- [WHAT IS REQUIRED]: Print each of the entries exactly, leaving nothing out.

[Dataset rows for apps and sites]
BEGIN

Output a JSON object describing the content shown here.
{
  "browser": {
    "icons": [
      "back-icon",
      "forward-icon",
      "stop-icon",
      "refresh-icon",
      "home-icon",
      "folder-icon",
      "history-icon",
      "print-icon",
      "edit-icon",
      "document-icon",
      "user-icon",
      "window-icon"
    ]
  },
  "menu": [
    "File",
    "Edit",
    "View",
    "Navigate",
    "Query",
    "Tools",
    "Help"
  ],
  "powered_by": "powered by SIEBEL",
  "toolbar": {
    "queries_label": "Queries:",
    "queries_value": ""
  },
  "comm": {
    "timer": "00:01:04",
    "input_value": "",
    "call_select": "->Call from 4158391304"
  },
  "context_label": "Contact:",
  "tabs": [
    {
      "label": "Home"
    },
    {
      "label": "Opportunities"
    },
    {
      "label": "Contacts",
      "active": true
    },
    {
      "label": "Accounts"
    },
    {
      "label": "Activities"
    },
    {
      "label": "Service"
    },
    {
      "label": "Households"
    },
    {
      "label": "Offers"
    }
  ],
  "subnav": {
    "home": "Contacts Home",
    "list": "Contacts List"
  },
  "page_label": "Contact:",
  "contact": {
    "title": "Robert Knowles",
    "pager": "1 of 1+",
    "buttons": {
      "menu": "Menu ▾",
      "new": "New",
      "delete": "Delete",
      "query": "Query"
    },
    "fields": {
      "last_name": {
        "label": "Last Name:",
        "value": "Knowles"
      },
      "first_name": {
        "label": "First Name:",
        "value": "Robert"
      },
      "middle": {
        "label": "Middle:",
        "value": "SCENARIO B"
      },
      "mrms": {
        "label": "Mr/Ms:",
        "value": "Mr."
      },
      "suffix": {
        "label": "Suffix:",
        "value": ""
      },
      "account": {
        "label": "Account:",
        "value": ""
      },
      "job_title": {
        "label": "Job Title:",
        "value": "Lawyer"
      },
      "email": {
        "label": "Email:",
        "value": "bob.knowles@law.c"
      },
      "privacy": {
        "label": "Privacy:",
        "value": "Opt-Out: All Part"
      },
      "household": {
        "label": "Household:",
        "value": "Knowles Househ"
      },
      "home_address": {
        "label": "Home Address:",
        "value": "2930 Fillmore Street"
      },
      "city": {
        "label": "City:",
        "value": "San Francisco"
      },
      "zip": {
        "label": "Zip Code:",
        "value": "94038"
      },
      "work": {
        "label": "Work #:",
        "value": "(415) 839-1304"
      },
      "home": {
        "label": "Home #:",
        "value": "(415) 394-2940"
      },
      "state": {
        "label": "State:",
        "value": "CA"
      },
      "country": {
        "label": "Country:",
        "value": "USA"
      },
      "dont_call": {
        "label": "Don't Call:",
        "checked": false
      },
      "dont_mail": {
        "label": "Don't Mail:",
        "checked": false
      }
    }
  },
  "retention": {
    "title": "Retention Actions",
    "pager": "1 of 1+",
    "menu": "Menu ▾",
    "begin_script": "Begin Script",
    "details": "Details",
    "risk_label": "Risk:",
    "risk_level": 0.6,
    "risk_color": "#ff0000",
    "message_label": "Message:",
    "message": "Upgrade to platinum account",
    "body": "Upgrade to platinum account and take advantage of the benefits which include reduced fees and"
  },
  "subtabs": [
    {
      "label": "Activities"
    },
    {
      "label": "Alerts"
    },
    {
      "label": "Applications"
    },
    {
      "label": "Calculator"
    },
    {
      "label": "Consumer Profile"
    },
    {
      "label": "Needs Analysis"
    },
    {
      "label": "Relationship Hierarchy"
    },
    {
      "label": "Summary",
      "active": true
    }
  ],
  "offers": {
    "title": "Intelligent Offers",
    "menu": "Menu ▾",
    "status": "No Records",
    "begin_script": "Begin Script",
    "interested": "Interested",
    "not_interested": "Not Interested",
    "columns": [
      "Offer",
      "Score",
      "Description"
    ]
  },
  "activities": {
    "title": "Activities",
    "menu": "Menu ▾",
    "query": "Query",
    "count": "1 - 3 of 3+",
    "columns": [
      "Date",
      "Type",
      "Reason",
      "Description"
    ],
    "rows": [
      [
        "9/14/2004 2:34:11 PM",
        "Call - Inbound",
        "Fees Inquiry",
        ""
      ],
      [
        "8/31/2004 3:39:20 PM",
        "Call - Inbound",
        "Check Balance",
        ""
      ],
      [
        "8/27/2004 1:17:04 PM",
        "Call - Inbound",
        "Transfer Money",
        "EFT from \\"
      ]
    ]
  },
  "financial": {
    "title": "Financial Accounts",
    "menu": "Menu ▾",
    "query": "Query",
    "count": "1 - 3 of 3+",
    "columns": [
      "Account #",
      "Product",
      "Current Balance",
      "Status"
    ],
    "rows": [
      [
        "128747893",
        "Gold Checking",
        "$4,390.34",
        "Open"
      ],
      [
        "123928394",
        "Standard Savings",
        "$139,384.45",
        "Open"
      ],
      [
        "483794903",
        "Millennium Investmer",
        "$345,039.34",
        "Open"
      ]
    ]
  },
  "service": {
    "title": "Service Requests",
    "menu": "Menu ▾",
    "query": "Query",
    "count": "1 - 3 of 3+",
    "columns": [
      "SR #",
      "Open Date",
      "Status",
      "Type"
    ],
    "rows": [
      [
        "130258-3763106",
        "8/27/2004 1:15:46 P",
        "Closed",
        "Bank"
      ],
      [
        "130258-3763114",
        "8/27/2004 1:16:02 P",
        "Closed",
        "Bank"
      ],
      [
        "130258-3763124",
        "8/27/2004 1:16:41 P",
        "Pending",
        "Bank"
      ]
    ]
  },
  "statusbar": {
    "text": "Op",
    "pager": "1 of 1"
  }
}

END

- [SOLUTION TO THIS EXERCISE]:
Output a JSON object describing the content shown here.
{
  "browser": {
    "icons": [
      "back-icon",
      "forward-icon",
      "stop-icon",
      "refresh-icon",
      "home-icon",
      "folder-icon",
      "history-icon",
      "print-icon",
      "edit-icon",
      "document-icon",
      "user-icon",
      "window-icon"
    ]
  },
  "menu": [
    "File",
    "Edit",
    "View",
    "Navigate",
    "Query",
    "Tools",
    "Help"
  ],
  "powered_by": "powered by SIEBEL",
  "toolbar": {
    "queries_label": "Queries:",
    "queries_value": ""
  },
  "comm": {
    "timer": "00:01:04",
    "input_value": "",
    "call_select": "->Call from 4158391304"
  },
  "context_label": "Contact:",
  "tabs": [
    {
      "label": "Home"
    },
    {
      "label": "Opportunities"
    },
    {
      "label": "Contacts",
      "active": true
    },
    {
      "label": "Accounts"
    },
    {
      "label": "Activities"
    },
    {
      "label": "Service"
    },
    {
      "label": "Households"
    },
    {
      "label": "Offers"
    }
  ],
  "subnav": {
    "home": "Contacts Home",
    "list": "Contacts List"
  },
  "page_label": "Contact:",
  "contact": {
    "title": "Robert Knowles",
    "pager": "1 of 1+",
    "buttons": {
      "menu": "Menu ▾",
      "new": "New",
      "delete": "Delete",
      "query": "Query"
    },
    "fields": {
      "last_name": {
        "label": "Last Name:",
        "value": "Knowles"
      },
      "first_name": {
        "label": "First Name:",
        "value": "Robert"
      },
      "middle": {
        "label": "Middle:",
        "value": "SCENARIO B"
      },
      "mrms": {
        "label": "Mr/Ms:",
        "value": "Mr."
      },
      "suffix": {
        "label": "Suffix:",
        "value": ""
      },
      "account": {
        "label": "Account:",
        "value": ""
      },
      "job_title": {
        "label": "Job Title:",
        "value": "Lawyer"
      },
      "email": {
        "label": "Email:",
        "value": "bob.knowles@law.c"
      },
      "privacy": {
        "label": "Privacy:",
        "value": "Opt-Out: All Part"
      },
      "household": {
        "label": "Household:",
        "value": "Knowles Househ"
      },
      "home_address": {
        "label": "Home Address:",
        "value": "2930 Fillmore Street"
      },
      "city": {
        "label": "City:",
        "value": "San Francisco"
      },
      "zip": {
        "label": "Zip Code:",
        "value": "94038"
      },
      "work": {
        "label": "Work #:",
        "value": "(415) 839-1304"
      },
      "home": {
        "label": "Home #:",
        "value": "(415) 394-2940"
      },
      "state": {
        "label": "State:",
        "value": "CA"
      },
      "country": {
        "label": "Country:",
        "value": "USA"
      },
      "dont_call": {
        "label": "Don't Call:",
        "checked": false
      },
      "dont_mail": {
        "label": "Don't Mail:",
        "checked": false
      }
    }
  },
  "retention": {
    "title": "Retention Actions",
    "pager": "1 of 1+",
    "menu": "Menu ▾",
    "begin_script": "Begin Script",
    "details": "Details",
    "risk_label": "Risk:",
    "risk_level": 0.6,
    "risk_color": "#ff0000",
    "message_label": "Message:",
    "message": "Upgrade to platinum account",
    "body": "Upgrade to platinum account and take advantage of the benefits which include reduced fees and"
  },
  "subtabs": [
    {
      "label": "Activities"
    },
    {
      "label": "Alerts"
    },
    {
      "label": "Applications"
    },
    {
      "label": "Calculator"
    },
    {
      "label": "Consumer Profile"
    },
    {
      "label": "Needs Analysis"
    },
    {
      "label": "Relationship Hierarchy"
    },
    {
      "label": "Summary",
      "active": true
    }
  ],
  "offers": {
    "title": "Intelligent Offers",
    "menu": "Menu ▾",
    "status": "No Records",
    "begin_script": "Begin Script",
    "interested": "Interested",
    "not_interested": "Not Interested",
    "columns": [
      "Offer",
      "Score",
      "Description"
    ]
  },
  "activities": {
    "title": "Activities",
    "menu": "Menu ▾",
    "query": "Query",
    "count": "1 - 3 of 3+",
    "columns": [
      "Date",
      "Type",
      "Reason",
      "Description"
    ],
    "rows": [
      [
        "9/14/2004 2:34:11 PM",
        "Call - Inbound",
        "Fees Inquiry",
        ""
      ],
      [
        "8/31/2004 3:39:20 PM",
        "Call - Inbound",
        "Check Balance",
        ""
      ],
      [
        "8/27/2004 1:17:04 PM",
        "Call - Inbound",
        "Transfer Money",
        "EFT from \\"
      ]
    ]
  },
  "financial": {
    "title": "Financial Accounts",
    "menu": "Menu ▾",
    "query": "Query",
    "count": "1 - 3 of 3+",
    "columns": [
      "Account #",
      "Product",
      "Current Balance",
      "Status"
    ],
    "rows": [
      [
        "128747893",
        "Gold Checking",
        "$4,390.34",
        "Open"
      ],
      [
        "123928394",
        "Standard Savings",
        "$139,384.45",
        "Open"
      ],
      [
        "483794903",
        "Millennium Investmer",
        "$345,039.34",
        "Open"
      ]
    ]
  },
  "service": {
    "title": "Service Requests",
    "menu": "Menu ▾",
    "query": "Query",
    "count": "1 - 3 of 3+",
    "columns": [
      "SR #",
      "Open Date",
      "Status",
      "Type"
    ],
    "rows": [
      [
        "130258-3763106",
        "8/27/2004 1:15:46 P",
        "Closed",
        "Bank"
      ],
      [
        "130258-3763114",
        "8/27/2004 1:16:02 P",
        "Closed",
        "Bank"
      ],
      [
        "130258-3763124",
        "8/27/2004 1:16:41 P",
        "Pending",
        "Bank"
      ]
    ]
  },
  "statusbar": {
    "text": "Op",
    "pager": "1 of 1"
  }
}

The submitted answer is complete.